    Like or Dislike: Thumb up 0 Thumb down 0

  9. Rick Almeida says:

    @Steven L. Taylor:

    I think #3 and #6 also have a lot of turnover. I know a woman who recently went back into the classroom after 5 years as a senior administrator, and it seemed like that was pretty common, as was movement between districts for better jobs / spouse’s career / etc. My sister is a social worker employed as a school counselor (as a contractor), and there is constant turnover in her field as well.

    Like or Dislike: Thumb up 0 Thumb down 0

  10. grumpy realist says:

    #2 probably got on the list because everyone moved on to a graduate program somewhere.

    I’m also sceptical because for some of the categories we probably don’t have that large of a population anyway and everyone might just have lucked out this year.

    Like or Dislike: Thumb up 0 Thumb down 0

  11. john personna says:

    @legion:

    #2 is what baffles me… I know of one eastern university that recently disestablished its Astronomy department because they were putting out more graduates than there were jobs in the country _every year_.

    I don’t believe these are in-major jobs numbers. And so, astronomers and astrophysicists ace other applicants at, say, programming jobs.

    Like or Dislike: Thumb up 0 Thumb down 0

  12. john personna says:

    (The numbers I’ve used before have been “working in major” percentages, and “mid-career pay level.”)

    Like or Dislike: Thumb up 0 Thumb down 1

  13. john personna says:

    (Further digression, my BS was in Chemistry. My dad’s advice was that it was a good degree, because it being a hard major, people would hire me for anything. That seemed to be true. I got programming jobs with it.)

    Like or Dislike: Thumb up 0 Thumb down 0

  14. PD Shaw says:

    @Stormy Dragon: Therapy and counseling are different professions with different credentialing. I rather think the issue is that school counseling is a master’s degree. In my state, the degree required a teaching background until recently.
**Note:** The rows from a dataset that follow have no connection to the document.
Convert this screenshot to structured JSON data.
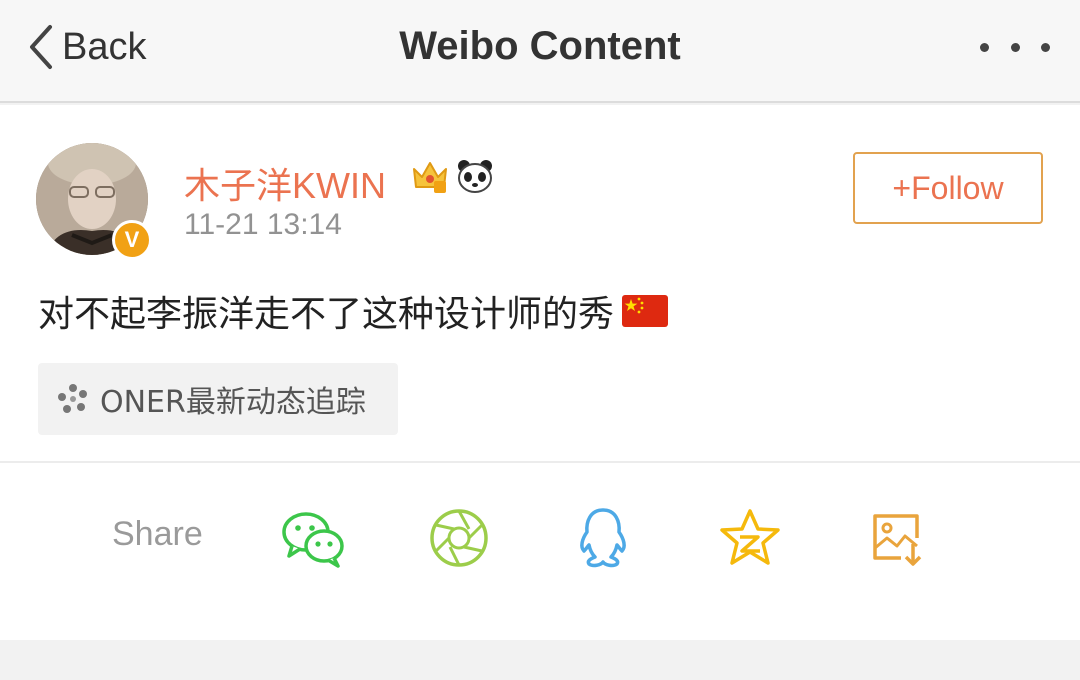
{
  "navbar": {
    "back_label": "Back",
    "title": "Weibo Content",
    "more_icon": "more-icon"
  },
  "post": {
    "username": "木子洋KWIN",
    "timestamp": "11-21 13:14",
    "follow_label": "+Follow",
    "text": "对不起李振洋走不了这种设计师的秀",
    "badges": [
      "crown-icon",
      "panda-icon"
    ],
    "verified_badge": "V",
    "topic": "ONER最新动态追踪"
  },
  "share": {
    "label": "Share",
    "targets": [
      "wechat-icon",
      "moments-icon",
      "qq-icon",
      "qzone-icon",
      "save-image-icon"
    ]
  },
  "colors": {
    "accent": "#eb7350",
    "follow_border": "#e2a24f",
    "wechat": "#3cc64a",
    "moments": "#9ccd4a",
    "qq": "#4da9e6",
    "qzone": "#f5b90c",
    "save": "#e9a43c"
  }
}
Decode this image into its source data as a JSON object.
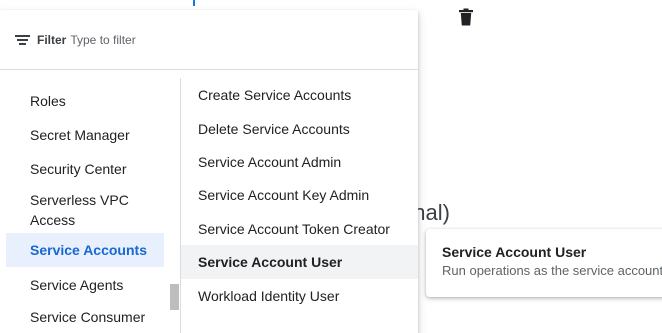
{
  "filter": {
    "label": "Filter",
    "placeholder": "Type to filter"
  },
  "services": [
    {
      "label": "Roles"
    },
    {
      "label": "Secret Manager"
    },
    {
      "label": "Security Center"
    },
    {
      "label": "Serverless VPC Access"
    },
    {
      "label": "Service Accounts",
      "selected": true
    },
    {
      "label": "Service Agents"
    },
    {
      "label": "Service Consumer"
    }
  ],
  "roles": [
    {
      "label": "Create Service Accounts"
    },
    {
      "label": "Delete Service Accounts"
    },
    {
      "label": "Service Account Admin"
    },
    {
      "label": "Service Account Key Admin"
    },
    {
      "label": "Service Account Token Creator"
    },
    {
      "label": "Service Account User",
      "highlighted": true
    },
    {
      "label": "Workload Identity User"
    }
  ],
  "background": {
    "heading_fragment": "tional)",
    "role_card": {
      "title": "Service Account User",
      "description": "Run operations as the service account."
    }
  },
  "colors": {
    "selected_bg": "#e8f0fe",
    "selected_text": "#1967d2",
    "hover_bg": "#f1f3f4"
  }
}
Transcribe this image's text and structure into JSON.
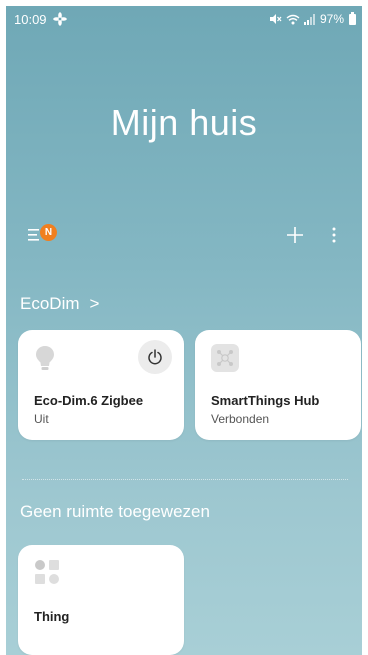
{
  "status_bar": {
    "time": "10:09",
    "battery": "97%",
    "left_icon": "fan-icon",
    "right_icons": [
      "mute-icon",
      "wifi-icon",
      "signal-icon",
      "battery-icon"
    ]
  },
  "header": {
    "title": "Mijn huis",
    "badge": "N"
  },
  "room": {
    "name": "EcoDim",
    "arrow": ">"
  },
  "devices": [
    {
      "name": "Eco-Dim.6 Zigbee",
      "status": "Uit",
      "icon": "bulb-icon"
    },
    {
      "name": "SmartThings Hub",
      "status": "Verbonden",
      "icon": "hub-icon"
    }
  ],
  "unassigned": {
    "title": "Geen ruimte toegewezen",
    "devices": [
      {
        "name": "Thing",
        "icon": "thing-icon"
      }
    ]
  },
  "colors": {
    "background_top": "#6fa8b6",
    "background_bottom": "#a8cfd6",
    "badge": "#f07f1f",
    "card": "#ffffff"
  }
}
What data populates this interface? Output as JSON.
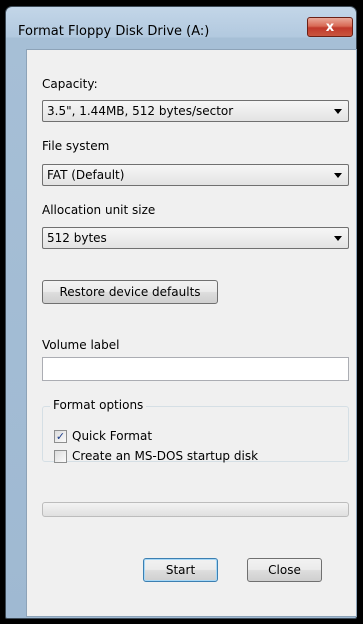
{
  "window": {
    "title": "Format Floppy Disk Drive (A:)",
    "close_glyph": "x"
  },
  "capacity": {
    "label": "Capacity:",
    "value": "3.5\",  1.44MB, 512 bytes/sector"
  },
  "file_system": {
    "label": "File system",
    "value": "FAT (Default)"
  },
  "allocation": {
    "label": "Allocation unit size",
    "value": "512 bytes"
  },
  "restore_button": "Restore device defaults",
  "volume": {
    "label": "Volume label",
    "value": ""
  },
  "format_options": {
    "legend": "Format options",
    "quick_format": {
      "label": "Quick Format",
      "checked": true
    },
    "msdos": {
      "label": "Create an MS-DOS startup disk",
      "checked": false
    }
  },
  "progress": {
    "value": 0
  },
  "buttons": {
    "start": "Start",
    "close": "Close"
  },
  "icons": {
    "check": "checkmark-icon",
    "dropdown": "chevron-down-icon",
    "close": "close-icon"
  },
  "colors": {
    "close_button": "#c8563f",
    "client_bg": "#f0f0f0",
    "frame": "#a6bfd6"
  }
}
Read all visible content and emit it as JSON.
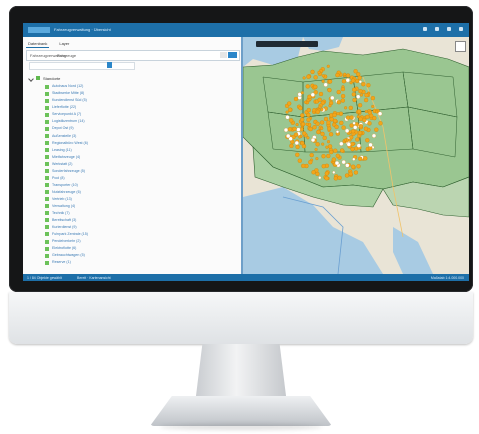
{
  "window": {
    "title": "Fahrzeugverwaltung · Übersicht"
  },
  "tabs": [
    {
      "label": "Datenbank"
    },
    {
      "label": "Layer"
    }
  ],
  "toolbar": {
    "label": "Fahrzeugverwaltung",
    "value": "Fahrzeuge"
  },
  "tree": {
    "root_label": "Standorte",
    "items": [
      {
        "label": "Autohaus Nord (12)"
      },
      {
        "label": "Stadtwerke Mitte (8)"
      },
      {
        "label": "Kundendienst Süd (5)"
      },
      {
        "label": "Lieferflotte (22)"
      },
      {
        "label": "Servicepunkt A (7)"
      },
      {
        "label": "Logistikzentrum (14)"
      },
      {
        "label": "Depot Ost (9)"
      },
      {
        "label": "Außenstelle (3)"
      },
      {
        "label": "Regionalbüro West (6)"
      },
      {
        "label": "Leasing (11)"
      },
      {
        "label": "Mietfahrzeuge (4)"
      },
      {
        "label": "Werkstatt (2)"
      },
      {
        "label": "Sonderfahrzeuge (5)"
      },
      {
        "label": "Pool (8)"
      },
      {
        "label": "Transporter (10)"
      },
      {
        "label": "Nutzfahrzeuge (6)"
      },
      {
        "label": "Vertrieb (13)"
      },
      {
        "label": "Verwaltung (4)"
      },
      {
        "label": "Technik (7)"
      },
      {
        "label": "Bereitschaft (3)"
      },
      {
        "label": "Kurierdienst (9)"
      },
      {
        "label": "Fuhrpark Zentrale (15)"
      },
      {
        "label": "Pendelverkehr (2)"
      },
      {
        "label": "Elektroflotte (6)"
      },
      {
        "label": "Gebrauchtwagen (5)"
      },
      {
        "label": "Reserve (1)"
      }
    ]
  },
  "status": {
    "left": "1 / 84 Objekte gewählt",
    "middle": "Bereit · Kartenansicht",
    "right": "Maßstab 1:4.000.000"
  },
  "colors": {
    "accent": "#1d6fa8",
    "marker": "#f2a51a",
    "region": "#5fa865"
  }
}
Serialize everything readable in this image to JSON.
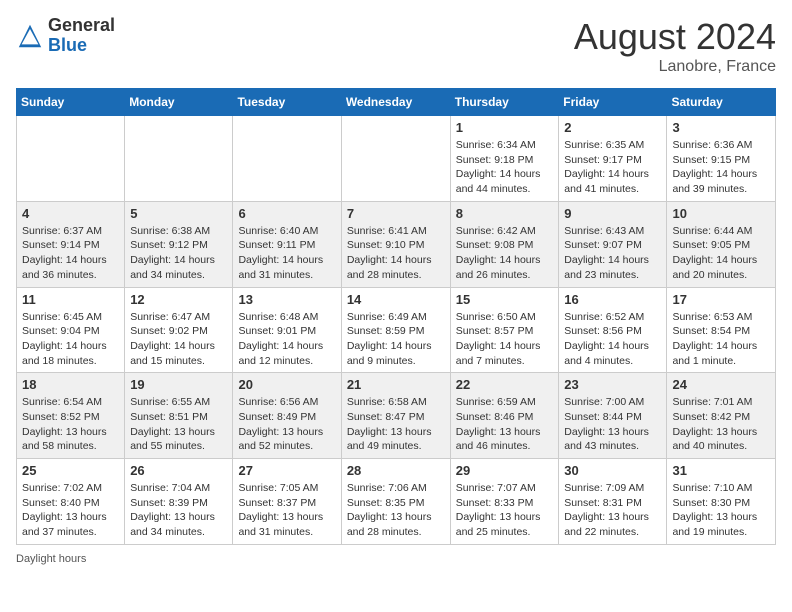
{
  "header": {
    "logo_general": "General",
    "logo_blue": "Blue",
    "month_year": "August 2024",
    "location": "Lanobre, France"
  },
  "calendar": {
    "days_of_week": [
      "Sunday",
      "Monday",
      "Tuesday",
      "Wednesday",
      "Thursday",
      "Friday",
      "Saturday"
    ],
    "weeks": [
      [
        {
          "day": "",
          "info": ""
        },
        {
          "day": "",
          "info": ""
        },
        {
          "day": "",
          "info": ""
        },
        {
          "day": "",
          "info": ""
        },
        {
          "day": "1",
          "info": "Sunrise: 6:34 AM\nSunset: 9:18 PM\nDaylight: 14 hours and 44 minutes."
        },
        {
          "day": "2",
          "info": "Sunrise: 6:35 AM\nSunset: 9:17 PM\nDaylight: 14 hours and 41 minutes."
        },
        {
          "day": "3",
          "info": "Sunrise: 6:36 AM\nSunset: 9:15 PM\nDaylight: 14 hours and 39 minutes."
        }
      ],
      [
        {
          "day": "4",
          "info": "Sunrise: 6:37 AM\nSunset: 9:14 PM\nDaylight: 14 hours and 36 minutes."
        },
        {
          "day": "5",
          "info": "Sunrise: 6:38 AM\nSunset: 9:12 PM\nDaylight: 14 hours and 34 minutes."
        },
        {
          "day": "6",
          "info": "Sunrise: 6:40 AM\nSunset: 9:11 PM\nDaylight: 14 hours and 31 minutes."
        },
        {
          "day": "7",
          "info": "Sunrise: 6:41 AM\nSunset: 9:10 PM\nDaylight: 14 hours and 28 minutes."
        },
        {
          "day": "8",
          "info": "Sunrise: 6:42 AM\nSunset: 9:08 PM\nDaylight: 14 hours and 26 minutes."
        },
        {
          "day": "9",
          "info": "Sunrise: 6:43 AM\nSunset: 9:07 PM\nDaylight: 14 hours and 23 minutes."
        },
        {
          "day": "10",
          "info": "Sunrise: 6:44 AM\nSunset: 9:05 PM\nDaylight: 14 hours and 20 minutes."
        }
      ],
      [
        {
          "day": "11",
          "info": "Sunrise: 6:45 AM\nSunset: 9:04 PM\nDaylight: 14 hours and 18 minutes."
        },
        {
          "day": "12",
          "info": "Sunrise: 6:47 AM\nSunset: 9:02 PM\nDaylight: 14 hours and 15 minutes."
        },
        {
          "day": "13",
          "info": "Sunrise: 6:48 AM\nSunset: 9:01 PM\nDaylight: 14 hours and 12 minutes."
        },
        {
          "day": "14",
          "info": "Sunrise: 6:49 AM\nSunset: 8:59 PM\nDaylight: 14 hours and 9 minutes."
        },
        {
          "day": "15",
          "info": "Sunrise: 6:50 AM\nSunset: 8:57 PM\nDaylight: 14 hours and 7 minutes."
        },
        {
          "day": "16",
          "info": "Sunrise: 6:52 AM\nSunset: 8:56 PM\nDaylight: 14 hours and 4 minutes."
        },
        {
          "day": "17",
          "info": "Sunrise: 6:53 AM\nSunset: 8:54 PM\nDaylight: 14 hours and 1 minute."
        }
      ],
      [
        {
          "day": "18",
          "info": "Sunrise: 6:54 AM\nSunset: 8:52 PM\nDaylight: 13 hours and 58 minutes."
        },
        {
          "day": "19",
          "info": "Sunrise: 6:55 AM\nSunset: 8:51 PM\nDaylight: 13 hours and 55 minutes."
        },
        {
          "day": "20",
          "info": "Sunrise: 6:56 AM\nSunset: 8:49 PM\nDaylight: 13 hours and 52 minutes."
        },
        {
          "day": "21",
          "info": "Sunrise: 6:58 AM\nSunset: 8:47 PM\nDaylight: 13 hours and 49 minutes."
        },
        {
          "day": "22",
          "info": "Sunrise: 6:59 AM\nSunset: 8:46 PM\nDaylight: 13 hours and 46 minutes."
        },
        {
          "day": "23",
          "info": "Sunrise: 7:00 AM\nSunset: 8:44 PM\nDaylight: 13 hours and 43 minutes."
        },
        {
          "day": "24",
          "info": "Sunrise: 7:01 AM\nSunset: 8:42 PM\nDaylight: 13 hours and 40 minutes."
        }
      ],
      [
        {
          "day": "25",
          "info": "Sunrise: 7:02 AM\nSunset: 8:40 PM\nDaylight: 13 hours and 37 minutes."
        },
        {
          "day": "26",
          "info": "Sunrise: 7:04 AM\nSunset: 8:39 PM\nDaylight: 13 hours and 34 minutes."
        },
        {
          "day": "27",
          "info": "Sunrise: 7:05 AM\nSunset: 8:37 PM\nDaylight: 13 hours and 31 minutes."
        },
        {
          "day": "28",
          "info": "Sunrise: 7:06 AM\nSunset: 8:35 PM\nDaylight: 13 hours and 28 minutes."
        },
        {
          "day": "29",
          "info": "Sunrise: 7:07 AM\nSunset: 8:33 PM\nDaylight: 13 hours and 25 minutes."
        },
        {
          "day": "30",
          "info": "Sunrise: 7:09 AM\nSunset: 8:31 PM\nDaylight: 13 hours and 22 minutes."
        },
        {
          "day": "31",
          "info": "Sunrise: 7:10 AM\nSunset: 8:30 PM\nDaylight: 13 hours and 19 minutes."
        }
      ]
    ]
  },
  "footer": {
    "note": "Daylight hours"
  }
}
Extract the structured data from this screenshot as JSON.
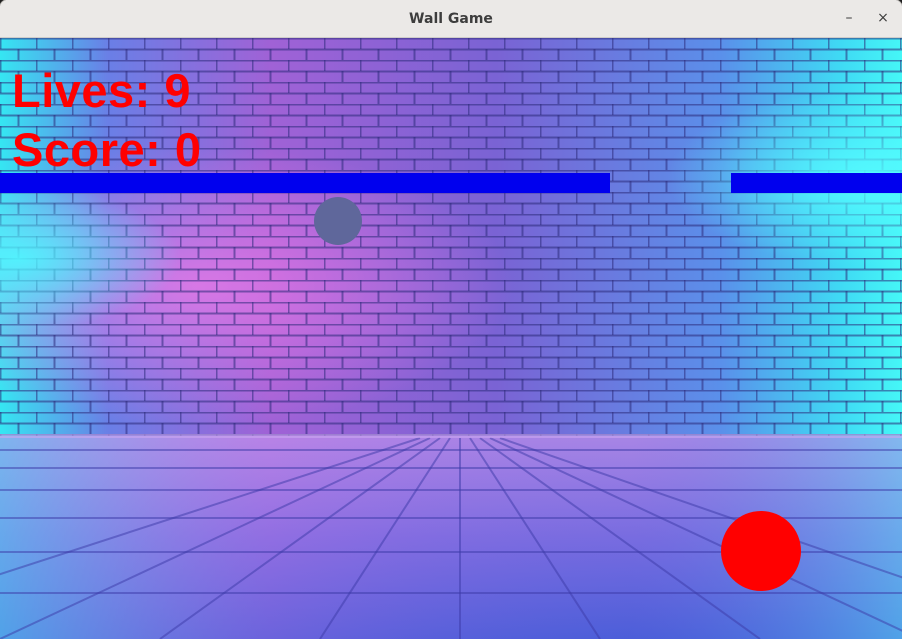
{
  "window": {
    "title": "Wall Game",
    "minimize_glyph": "–",
    "close_glyph": "×"
  },
  "hud": {
    "lives_label": "Lives: 9",
    "score_label": "Score: 0"
  },
  "game": {
    "background": "neon-brick-wall",
    "colors": {
      "bar": "#0000ee",
      "hud_text": "#ff0000",
      "player_ball": "#ff0000",
      "enemy_ball": "#5f679b"
    }
  }
}
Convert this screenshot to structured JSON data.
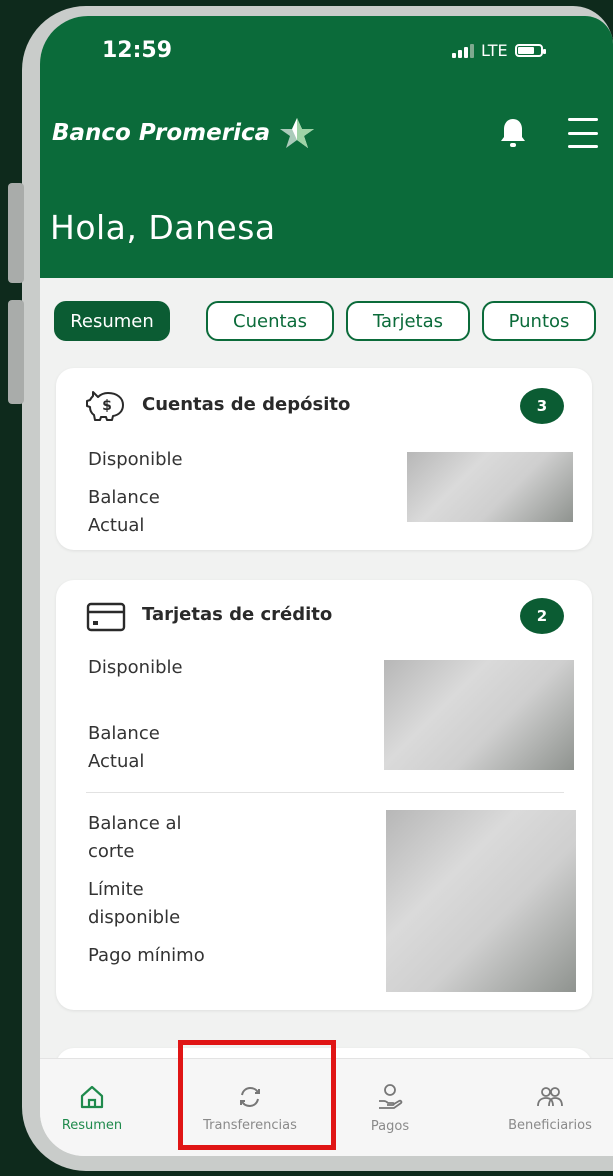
{
  "status_bar": {
    "time": "12:59",
    "network": "LTE"
  },
  "header": {
    "brand": "Banco Promerica",
    "greeting": "Hola, Danesa"
  },
  "tabs": [
    {
      "label": "Resumen",
      "active": true
    },
    {
      "label": "Cuentas",
      "active": false
    },
    {
      "label": "Tarjetas",
      "active": false
    },
    {
      "label": "Puntos",
      "active": false
    }
  ],
  "deposit_card": {
    "title": "Cuentas de depósito",
    "count": "3",
    "rows": [
      "Disponible",
      "Balance Actual"
    ]
  },
  "credit_card": {
    "title": "Tarjetas de crédito",
    "count": "2",
    "rows": [
      "Disponible",
      "Balance Actual"
    ],
    "rows2": [
      "Balance al corte",
      "Límite disponible",
      "Pago mínimo"
    ]
  },
  "bottom_nav": [
    {
      "label": "Resumen",
      "icon": "home-icon",
      "active": true
    },
    {
      "label": "Transferencias",
      "icon": "refresh-icon",
      "active": false
    },
    {
      "label": "Pagos",
      "icon": "hand-coin-icon",
      "active": false
    },
    {
      "label": "Beneficiarios",
      "icon": "users-icon",
      "active": false
    }
  ],
  "colors": {
    "brand_green": "#0b6b3a",
    "badge_green": "#0b5c33",
    "highlight": "#e01515"
  }
}
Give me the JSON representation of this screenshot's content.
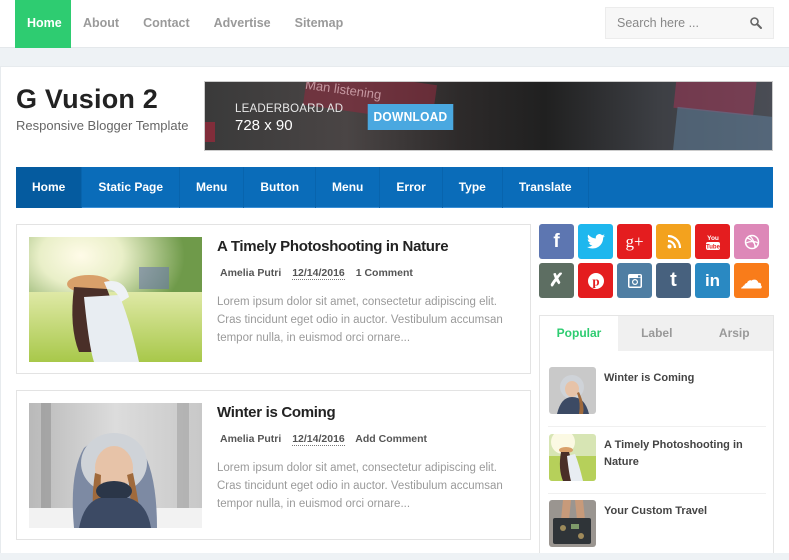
{
  "topnav": {
    "items": [
      {
        "label": "Home",
        "active": true
      },
      {
        "label": "About"
      },
      {
        "label": "Contact"
      },
      {
        "label": "Advertise"
      },
      {
        "label": "Sitemap"
      }
    ],
    "accent": "#2ecc71"
  },
  "search": {
    "placeholder": "Search here ...",
    "value": "",
    "icon": "search-icon"
  },
  "header": {
    "title": "G Vusion 2",
    "description": "Responsive Blogger Template"
  },
  "ad": {
    "label": "LEADERBOARD AD",
    "size": "728 x 90",
    "button": "DOWNLOAD",
    "bg_text": "Man listening"
  },
  "mainnav": {
    "color": "#0a6cb9",
    "items": [
      {
        "label": "Home",
        "active": true
      },
      {
        "label": "Static Page"
      },
      {
        "label": "Menu"
      },
      {
        "label": "Button"
      },
      {
        "label": "Menu"
      },
      {
        "label": "Error"
      },
      {
        "label": "Type"
      },
      {
        "label": "Translate"
      }
    ]
  },
  "posts": [
    {
      "title": "A Timely Photoshooting in Nature",
      "author": "Amelia Putri",
      "date": "12/14/2016",
      "comments": "1 Comment",
      "excerpt": "Lorem ipsum dolor sit amet, consectetur adipiscing elit. Cras tincidunt eget odio in auctor. Vestibulum accumsan tempor nulla, in euismod orci ornare...",
      "image": "woman-in-meadow-photo"
    },
    {
      "title": "Winter is Coming",
      "author": "Amelia Putri",
      "date": "12/14/2016",
      "comments": "Add Comment",
      "excerpt": "Lorem ipsum dolor sit amet, consectetur adipiscing elit. Cras tincidunt eget odio in auctor. Vestibulum accumsan tempor nulla, in euismod orci ornare...",
      "image": "woman-in-snow-photo"
    }
  ],
  "social": [
    {
      "name": "facebook",
      "glyph": "f",
      "color": "#5d76b1"
    },
    {
      "name": "twitter",
      "glyph": "🐦",
      "color": "#1eb7ee"
    },
    {
      "name": "google-plus",
      "glyph": "g+",
      "color": "#e41d1f"
    },
    {
      "name": "rss",
      "glyph": "◥",
      "color": "#f3a21e"
    },
    {
      "name": "youtube",
      "glyph": "▶",
      "color": "#e41d1f"
    },
    {
      "name": "dribbble",
      "glyph": "◎",
      "color": "#dd88b8"
    },
    {
      "name": "deviantart",
      "glyph": "✗",
      "color": "#5d6e62"
    },
    {
      "name": "pinterest",
      "glyph": "P",
      "color": "#e41d1f"
    },
    {
      "name": "instagram",
      "glyph": "◙",
      "color": "#4f7ea3"
    },
    {
      "name": "tumblr",
      "glyph": "t",
      "color": "#47617e"
    },
    {
      "name": "linkedin",
      "glyph": "in",
      "color": "#2a89c2"
    },
    {
      "name": "soundcloud",
      "glyph": "☁",
      "color": "#f97c1a"
    }
  ],
  "sidebar_tabs": {
    "tabs": [
      {
        "label": "Popular",
        "active": true
      },
      {
        "label": "Label"
      },
      {
        "label": "Arsip"
      }
    ],
    "items": [
      {
        "title": "Winter is Coming"
      },
      {
        "title": "A Timely Photoshooting in Nature"
      },
      {
        "title": "Your Custom Travel"
      }
    ]
  }
}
But in any event, I’m guessing that the problem is that people have been able to find jobs with an undergrad degree and relatively few go back to get a master’s degree. That may certainly change in the next few years.

    Like or Dislike: Thumb up 0 Thumb down 0